CCMP one-to-many InDesign

I have a feature that decomposes some accented glyphs, for example Aogonek to A + combining ogonek. This works as expected in Chrome, but it doesn’t work in InDesign – not even if I use the World-Ready composer. The underlying text still shows one character: 0x104. Is this expected behaviour, or is there something wrong on my side?


  • The underlying text still shows one character.

    That is because features are not supposed to change the underlying text, only the derived glyphs. I would suggest testing the ccmp by changing the look of one of the decomposed glyphs, so that you can tell immediately when you see it.
  • Eric is right: there are two distinct operations: the Unicode decomposition (into the NFD form where accented are encoded as basic letters followed by combining marks; you can convert your text into NFD using Unicode Checker's Tools palette), and glyph one-to-many substitution (via "ccmp" or any other feature, which will do whatever you put into the font). The latter will not influence your character codes. 

    Note that some apps automatically convert your text into NFC (composed) form behind the scenes, so testing "ccmp" in apps may prove a bit tricky. 
  • Aha! InDesign is “re-composing” the separate parts again.
  • That is true, InDesign likes to default to the precomposed glyph if it is available for the respective letter+mark combo. You could circumvent that by adding another combining mark, because it only des that when there is a single mark following a letter, IIRC.
  • Kent LewKent Lew Posts: 763
    because it only des that when there is a single mark following a letter, IIRC.

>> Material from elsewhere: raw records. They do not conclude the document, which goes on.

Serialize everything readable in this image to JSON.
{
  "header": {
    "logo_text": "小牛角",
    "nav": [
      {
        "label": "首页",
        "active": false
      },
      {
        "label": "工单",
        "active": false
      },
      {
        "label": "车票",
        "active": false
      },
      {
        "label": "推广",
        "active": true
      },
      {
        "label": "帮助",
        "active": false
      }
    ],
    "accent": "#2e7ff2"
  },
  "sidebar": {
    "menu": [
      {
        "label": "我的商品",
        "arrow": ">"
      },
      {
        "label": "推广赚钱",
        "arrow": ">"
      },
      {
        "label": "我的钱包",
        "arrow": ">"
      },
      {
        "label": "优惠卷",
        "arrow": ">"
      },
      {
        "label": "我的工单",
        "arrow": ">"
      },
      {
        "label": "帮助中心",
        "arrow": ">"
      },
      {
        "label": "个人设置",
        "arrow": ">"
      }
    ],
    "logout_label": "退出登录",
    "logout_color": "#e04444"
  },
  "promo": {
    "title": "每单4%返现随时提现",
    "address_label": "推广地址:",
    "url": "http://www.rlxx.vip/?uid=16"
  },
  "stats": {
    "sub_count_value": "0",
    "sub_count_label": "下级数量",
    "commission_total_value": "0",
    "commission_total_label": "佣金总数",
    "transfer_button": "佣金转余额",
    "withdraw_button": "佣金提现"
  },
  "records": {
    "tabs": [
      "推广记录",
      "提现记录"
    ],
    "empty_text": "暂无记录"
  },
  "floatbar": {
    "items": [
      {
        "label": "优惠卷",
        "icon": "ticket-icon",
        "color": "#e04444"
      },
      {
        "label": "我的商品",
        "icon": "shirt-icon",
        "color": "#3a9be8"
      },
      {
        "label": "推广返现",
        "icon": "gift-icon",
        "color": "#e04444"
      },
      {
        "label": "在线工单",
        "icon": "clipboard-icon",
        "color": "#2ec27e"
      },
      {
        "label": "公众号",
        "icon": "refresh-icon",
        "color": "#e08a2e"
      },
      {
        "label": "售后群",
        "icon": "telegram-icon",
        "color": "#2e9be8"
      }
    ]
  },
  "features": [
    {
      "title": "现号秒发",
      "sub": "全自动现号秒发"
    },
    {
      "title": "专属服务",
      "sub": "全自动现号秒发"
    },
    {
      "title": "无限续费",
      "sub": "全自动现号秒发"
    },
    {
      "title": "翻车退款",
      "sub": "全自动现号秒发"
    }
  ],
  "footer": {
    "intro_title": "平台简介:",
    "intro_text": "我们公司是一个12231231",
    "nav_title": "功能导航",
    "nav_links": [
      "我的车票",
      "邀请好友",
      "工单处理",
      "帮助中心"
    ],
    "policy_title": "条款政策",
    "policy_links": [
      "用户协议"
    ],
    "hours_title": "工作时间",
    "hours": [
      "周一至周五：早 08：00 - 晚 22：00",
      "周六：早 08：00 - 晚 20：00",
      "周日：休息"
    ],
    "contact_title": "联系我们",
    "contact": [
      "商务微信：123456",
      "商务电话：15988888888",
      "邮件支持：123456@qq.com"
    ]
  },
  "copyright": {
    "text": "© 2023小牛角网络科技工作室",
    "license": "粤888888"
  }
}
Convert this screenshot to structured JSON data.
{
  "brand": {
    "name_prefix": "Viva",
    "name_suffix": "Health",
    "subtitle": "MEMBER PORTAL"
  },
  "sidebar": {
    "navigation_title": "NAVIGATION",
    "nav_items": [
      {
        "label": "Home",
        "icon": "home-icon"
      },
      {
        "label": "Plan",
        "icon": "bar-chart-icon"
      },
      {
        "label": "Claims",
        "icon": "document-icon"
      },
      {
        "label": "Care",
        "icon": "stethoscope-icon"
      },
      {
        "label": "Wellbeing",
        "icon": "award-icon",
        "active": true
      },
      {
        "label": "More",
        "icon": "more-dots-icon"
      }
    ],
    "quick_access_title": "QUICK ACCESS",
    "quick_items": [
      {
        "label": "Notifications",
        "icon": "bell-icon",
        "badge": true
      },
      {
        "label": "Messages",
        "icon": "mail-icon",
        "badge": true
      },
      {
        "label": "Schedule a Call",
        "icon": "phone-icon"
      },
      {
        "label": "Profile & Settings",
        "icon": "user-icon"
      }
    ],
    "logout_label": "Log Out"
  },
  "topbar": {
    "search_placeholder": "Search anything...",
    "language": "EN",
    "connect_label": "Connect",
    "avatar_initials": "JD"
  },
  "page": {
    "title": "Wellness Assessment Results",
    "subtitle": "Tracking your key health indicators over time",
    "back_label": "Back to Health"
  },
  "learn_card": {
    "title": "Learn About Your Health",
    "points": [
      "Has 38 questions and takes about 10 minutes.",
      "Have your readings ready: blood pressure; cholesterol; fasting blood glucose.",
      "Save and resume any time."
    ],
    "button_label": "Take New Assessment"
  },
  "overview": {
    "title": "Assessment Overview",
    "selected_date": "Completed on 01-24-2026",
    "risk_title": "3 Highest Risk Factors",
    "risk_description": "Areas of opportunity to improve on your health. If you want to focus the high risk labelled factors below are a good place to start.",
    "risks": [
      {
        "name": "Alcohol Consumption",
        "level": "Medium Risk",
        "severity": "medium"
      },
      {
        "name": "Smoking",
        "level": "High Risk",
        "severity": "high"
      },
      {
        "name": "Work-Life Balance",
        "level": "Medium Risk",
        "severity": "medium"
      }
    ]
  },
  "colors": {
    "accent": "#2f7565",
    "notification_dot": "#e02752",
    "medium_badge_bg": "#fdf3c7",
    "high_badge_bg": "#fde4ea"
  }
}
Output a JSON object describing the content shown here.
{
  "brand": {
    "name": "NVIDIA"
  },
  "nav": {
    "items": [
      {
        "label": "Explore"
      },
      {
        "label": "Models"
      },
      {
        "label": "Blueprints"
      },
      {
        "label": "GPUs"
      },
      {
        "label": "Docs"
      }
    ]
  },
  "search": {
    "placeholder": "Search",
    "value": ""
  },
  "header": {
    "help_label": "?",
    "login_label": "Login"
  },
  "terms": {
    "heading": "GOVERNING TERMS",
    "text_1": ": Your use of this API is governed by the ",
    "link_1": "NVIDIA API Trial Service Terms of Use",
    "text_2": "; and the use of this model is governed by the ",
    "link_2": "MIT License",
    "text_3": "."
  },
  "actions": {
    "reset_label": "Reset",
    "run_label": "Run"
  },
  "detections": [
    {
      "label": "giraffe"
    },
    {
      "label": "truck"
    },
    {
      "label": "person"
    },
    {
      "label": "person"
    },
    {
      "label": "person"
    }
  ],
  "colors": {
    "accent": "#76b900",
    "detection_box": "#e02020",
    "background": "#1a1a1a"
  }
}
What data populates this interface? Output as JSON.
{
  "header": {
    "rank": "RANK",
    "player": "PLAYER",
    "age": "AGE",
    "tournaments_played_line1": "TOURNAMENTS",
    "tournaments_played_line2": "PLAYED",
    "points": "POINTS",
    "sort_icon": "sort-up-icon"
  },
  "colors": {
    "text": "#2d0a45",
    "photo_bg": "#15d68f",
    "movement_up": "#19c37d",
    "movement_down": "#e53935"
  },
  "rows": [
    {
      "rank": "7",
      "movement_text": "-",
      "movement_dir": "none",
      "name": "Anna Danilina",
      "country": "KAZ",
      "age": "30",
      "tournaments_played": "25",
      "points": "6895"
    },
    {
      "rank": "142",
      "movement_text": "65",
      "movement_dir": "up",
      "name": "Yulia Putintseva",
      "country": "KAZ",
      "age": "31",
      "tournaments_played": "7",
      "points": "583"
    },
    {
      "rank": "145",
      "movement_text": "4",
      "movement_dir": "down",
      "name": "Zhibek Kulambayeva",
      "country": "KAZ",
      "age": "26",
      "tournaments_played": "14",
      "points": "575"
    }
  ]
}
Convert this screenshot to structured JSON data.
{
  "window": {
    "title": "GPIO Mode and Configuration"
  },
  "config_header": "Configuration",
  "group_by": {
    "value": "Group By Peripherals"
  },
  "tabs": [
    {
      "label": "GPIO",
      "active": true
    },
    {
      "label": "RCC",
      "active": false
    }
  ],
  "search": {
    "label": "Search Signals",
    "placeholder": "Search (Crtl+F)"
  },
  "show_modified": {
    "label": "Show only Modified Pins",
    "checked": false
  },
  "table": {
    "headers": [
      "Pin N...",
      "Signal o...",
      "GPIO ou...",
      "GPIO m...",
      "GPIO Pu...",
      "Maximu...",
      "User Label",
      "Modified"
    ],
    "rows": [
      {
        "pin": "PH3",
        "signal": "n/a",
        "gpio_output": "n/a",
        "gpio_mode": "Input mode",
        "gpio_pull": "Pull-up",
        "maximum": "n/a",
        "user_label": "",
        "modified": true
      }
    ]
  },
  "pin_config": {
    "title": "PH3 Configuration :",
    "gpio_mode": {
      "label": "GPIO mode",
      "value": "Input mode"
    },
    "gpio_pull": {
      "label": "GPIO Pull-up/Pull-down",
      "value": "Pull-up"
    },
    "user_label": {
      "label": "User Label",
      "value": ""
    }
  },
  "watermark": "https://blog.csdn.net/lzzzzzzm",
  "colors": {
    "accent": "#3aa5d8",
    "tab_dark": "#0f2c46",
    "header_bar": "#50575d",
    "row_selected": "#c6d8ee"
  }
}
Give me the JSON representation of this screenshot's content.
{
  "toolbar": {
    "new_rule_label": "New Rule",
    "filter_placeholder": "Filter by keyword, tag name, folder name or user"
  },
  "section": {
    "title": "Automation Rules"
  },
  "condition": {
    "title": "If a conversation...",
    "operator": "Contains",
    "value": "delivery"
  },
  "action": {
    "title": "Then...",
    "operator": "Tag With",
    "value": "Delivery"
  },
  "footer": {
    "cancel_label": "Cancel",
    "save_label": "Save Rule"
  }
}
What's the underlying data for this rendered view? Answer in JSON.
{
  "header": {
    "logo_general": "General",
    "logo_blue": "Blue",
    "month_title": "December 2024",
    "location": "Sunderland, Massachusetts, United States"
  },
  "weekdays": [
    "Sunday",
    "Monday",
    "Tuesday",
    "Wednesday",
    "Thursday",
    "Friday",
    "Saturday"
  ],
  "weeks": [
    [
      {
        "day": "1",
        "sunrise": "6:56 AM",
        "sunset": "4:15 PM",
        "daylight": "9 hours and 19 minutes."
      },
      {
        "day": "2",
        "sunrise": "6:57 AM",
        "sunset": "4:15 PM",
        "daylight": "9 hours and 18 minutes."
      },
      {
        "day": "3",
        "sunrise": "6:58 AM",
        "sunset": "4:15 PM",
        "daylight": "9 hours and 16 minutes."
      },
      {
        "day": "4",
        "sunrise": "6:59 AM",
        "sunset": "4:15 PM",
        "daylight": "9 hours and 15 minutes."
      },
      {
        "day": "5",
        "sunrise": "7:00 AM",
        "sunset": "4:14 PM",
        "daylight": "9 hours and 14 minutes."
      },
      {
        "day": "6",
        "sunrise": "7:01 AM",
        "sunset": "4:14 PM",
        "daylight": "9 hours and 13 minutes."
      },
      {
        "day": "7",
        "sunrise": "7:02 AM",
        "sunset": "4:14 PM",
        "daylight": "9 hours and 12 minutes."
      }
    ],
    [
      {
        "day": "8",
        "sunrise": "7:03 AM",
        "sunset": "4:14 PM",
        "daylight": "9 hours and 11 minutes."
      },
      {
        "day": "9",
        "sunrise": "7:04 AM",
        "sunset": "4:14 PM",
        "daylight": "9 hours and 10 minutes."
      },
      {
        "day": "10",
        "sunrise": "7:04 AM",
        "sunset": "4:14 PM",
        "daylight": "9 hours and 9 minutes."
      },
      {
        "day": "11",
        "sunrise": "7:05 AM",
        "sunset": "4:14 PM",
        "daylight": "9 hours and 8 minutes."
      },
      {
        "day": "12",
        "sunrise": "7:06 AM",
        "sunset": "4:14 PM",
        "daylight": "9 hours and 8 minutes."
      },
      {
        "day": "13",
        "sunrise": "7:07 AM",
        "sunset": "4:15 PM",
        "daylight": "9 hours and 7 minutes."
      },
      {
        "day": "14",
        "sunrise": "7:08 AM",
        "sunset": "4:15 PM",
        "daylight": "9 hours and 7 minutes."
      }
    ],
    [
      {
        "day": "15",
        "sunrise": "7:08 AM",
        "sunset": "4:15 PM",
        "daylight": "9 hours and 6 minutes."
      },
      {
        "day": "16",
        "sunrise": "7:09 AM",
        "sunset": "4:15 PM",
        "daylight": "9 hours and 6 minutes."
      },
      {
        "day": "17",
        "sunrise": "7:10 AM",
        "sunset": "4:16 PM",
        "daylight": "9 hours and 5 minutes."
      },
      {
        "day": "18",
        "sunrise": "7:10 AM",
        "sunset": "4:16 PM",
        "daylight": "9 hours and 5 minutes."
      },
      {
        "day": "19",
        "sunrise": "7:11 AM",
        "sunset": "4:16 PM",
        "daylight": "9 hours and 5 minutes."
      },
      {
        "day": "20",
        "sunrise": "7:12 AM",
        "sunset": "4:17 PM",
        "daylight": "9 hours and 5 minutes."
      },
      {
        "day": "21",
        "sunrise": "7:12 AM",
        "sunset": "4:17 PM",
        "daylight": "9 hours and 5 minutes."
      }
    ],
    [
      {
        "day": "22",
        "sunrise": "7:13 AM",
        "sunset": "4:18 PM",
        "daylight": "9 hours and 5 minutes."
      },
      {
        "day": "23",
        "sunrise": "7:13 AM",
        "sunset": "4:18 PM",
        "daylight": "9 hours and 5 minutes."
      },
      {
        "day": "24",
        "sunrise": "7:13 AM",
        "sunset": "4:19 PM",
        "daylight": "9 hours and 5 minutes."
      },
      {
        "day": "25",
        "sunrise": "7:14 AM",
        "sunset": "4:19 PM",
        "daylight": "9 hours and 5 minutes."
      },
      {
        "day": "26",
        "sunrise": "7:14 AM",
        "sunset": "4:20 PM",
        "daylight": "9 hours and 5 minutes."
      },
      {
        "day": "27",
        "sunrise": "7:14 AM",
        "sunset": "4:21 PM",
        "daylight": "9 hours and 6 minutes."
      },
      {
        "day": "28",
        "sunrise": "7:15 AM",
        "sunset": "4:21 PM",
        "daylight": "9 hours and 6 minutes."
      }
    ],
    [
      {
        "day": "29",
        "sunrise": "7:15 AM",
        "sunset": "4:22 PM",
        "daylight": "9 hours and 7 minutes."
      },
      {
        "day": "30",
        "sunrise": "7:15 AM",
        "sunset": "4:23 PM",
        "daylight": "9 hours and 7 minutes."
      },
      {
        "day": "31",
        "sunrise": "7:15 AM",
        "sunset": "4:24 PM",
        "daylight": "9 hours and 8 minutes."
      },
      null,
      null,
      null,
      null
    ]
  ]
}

    That’s only true with InDesign’s standard composer. A second combining accent will break up the automatic composition of the base and the first (unless, of course, there is a relevant double-accent combined NFC codepoint — Vietnamese, for instance — and the encoded glyph is present).

    In the same situation, the World-Ready composer will maintain the first composed glyph and just place the second combining accent.

    BTW, there’s an additional difference in the handling of combining accents between InDesign’s standard composer and the World-Ready composer. While both appear to prefer precomposed glyphs when the corresponding NFC codepoint is available in the font, they behave differently when one is not.

    If there is not a {mark} feature to manage the positioning of a combining accent, then the standard composer will place the zero-width glyph at the advance width (right sidebearing) of the previous glyph. The World-Ready composer, on the other hand, will center it on the advance width of the previous glyph.

  • Kent LewKent Lew Posts: 763
    P.S. Note that World-Ready composer appears to center the *bounding box* of the combining accent on the advance width of the base glyph in these situations. So it yields the same results regardless of whether the font employs a strategy of offsetting combining accents to the left or just has them centered on the zero point.
  • Chris LozosChris Lozos Posts: 1,080
    If InD doesn't even do it properly, what apps can you count on to do it right?
  • edited August 2015
    Is there any way to inspect what is actually happening to the “derived” text behind the scene in InDesign? Or browsers, for that matter?
  • Adam TwardochAdam Twardoch Posts: 397
    edited August 2015
    Čĥĕčķ őúť váŕĩőúś “fáńčŷ ťĕжť” ğĕńĕŕáťőŕś*, ťĥĕń úśĕ Uńĩčőďĕ Cĥĕčķĕŕ’ś Diff, Normalize áńď Split Up úťĩĺĩťĩĕś. Diff áńď Split Up áĺĺőŵ ŷőú ťő śĕĕ ťĥĕ čőďĕpőĩńťś ĩń á ťĕжť, áńď Normalize áĺĺőŵś ŷőú ťő čőńvĕŕť ßĕťŵĕĕń NFC áńď NFD. 


    A. :)
  • BTW, this tool is good for testing mark attachment: :) 
  • Haha. Thanks!
  • I've found BabelPad by Andrew West to be very helpful in understanding what is going on at character-level and glyph-level.
    (Windows only)
Sign In or Register to comment.